What the exercise asks:
Once a line is found to contain "icon", copy it out of the listing.

Data to process:
-*-

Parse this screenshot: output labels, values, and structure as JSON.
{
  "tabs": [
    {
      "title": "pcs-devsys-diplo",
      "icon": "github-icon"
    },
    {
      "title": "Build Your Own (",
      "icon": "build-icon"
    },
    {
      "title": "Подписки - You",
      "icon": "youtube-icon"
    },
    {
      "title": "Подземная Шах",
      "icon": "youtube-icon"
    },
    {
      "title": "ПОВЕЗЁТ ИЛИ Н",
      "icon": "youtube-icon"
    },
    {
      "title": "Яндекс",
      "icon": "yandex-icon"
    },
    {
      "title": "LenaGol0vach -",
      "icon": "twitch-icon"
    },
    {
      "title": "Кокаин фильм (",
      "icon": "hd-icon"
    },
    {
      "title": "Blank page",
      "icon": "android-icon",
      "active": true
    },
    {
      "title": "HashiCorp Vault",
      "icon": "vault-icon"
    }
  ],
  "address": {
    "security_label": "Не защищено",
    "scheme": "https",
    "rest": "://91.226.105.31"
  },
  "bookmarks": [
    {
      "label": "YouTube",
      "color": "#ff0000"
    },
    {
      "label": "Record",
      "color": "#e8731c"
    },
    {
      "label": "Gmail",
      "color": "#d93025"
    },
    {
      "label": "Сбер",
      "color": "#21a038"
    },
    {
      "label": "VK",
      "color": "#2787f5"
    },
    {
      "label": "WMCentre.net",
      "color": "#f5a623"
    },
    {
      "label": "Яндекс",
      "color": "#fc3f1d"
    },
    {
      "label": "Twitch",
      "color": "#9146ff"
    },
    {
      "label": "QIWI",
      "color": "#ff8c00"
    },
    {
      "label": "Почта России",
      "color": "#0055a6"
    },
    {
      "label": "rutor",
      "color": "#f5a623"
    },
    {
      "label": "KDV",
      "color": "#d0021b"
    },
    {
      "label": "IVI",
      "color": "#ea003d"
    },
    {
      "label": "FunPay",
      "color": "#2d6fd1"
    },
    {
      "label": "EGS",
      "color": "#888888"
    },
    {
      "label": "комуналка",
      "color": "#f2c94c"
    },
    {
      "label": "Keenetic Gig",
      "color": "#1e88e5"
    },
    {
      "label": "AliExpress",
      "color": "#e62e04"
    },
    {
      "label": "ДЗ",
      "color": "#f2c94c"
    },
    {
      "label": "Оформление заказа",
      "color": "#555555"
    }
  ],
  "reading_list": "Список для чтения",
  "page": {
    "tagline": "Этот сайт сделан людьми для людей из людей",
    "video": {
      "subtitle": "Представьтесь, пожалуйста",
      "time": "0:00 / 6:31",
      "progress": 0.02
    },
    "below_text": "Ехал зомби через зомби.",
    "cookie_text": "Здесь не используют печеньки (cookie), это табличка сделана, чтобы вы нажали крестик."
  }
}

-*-

Output of the exercise:
      "icon": "github-icon"
      "icon": "build-icon"
      "icon": "youtube-icon"
      "icon": "youtube-icon"
      "icon": "youtube-icon"
      "icon": "yandex-icon"
      "icon": "twitch-icon"
      "icon": "hd-icon"
      "icon": "android-icon",
      "icon": "vault-icon"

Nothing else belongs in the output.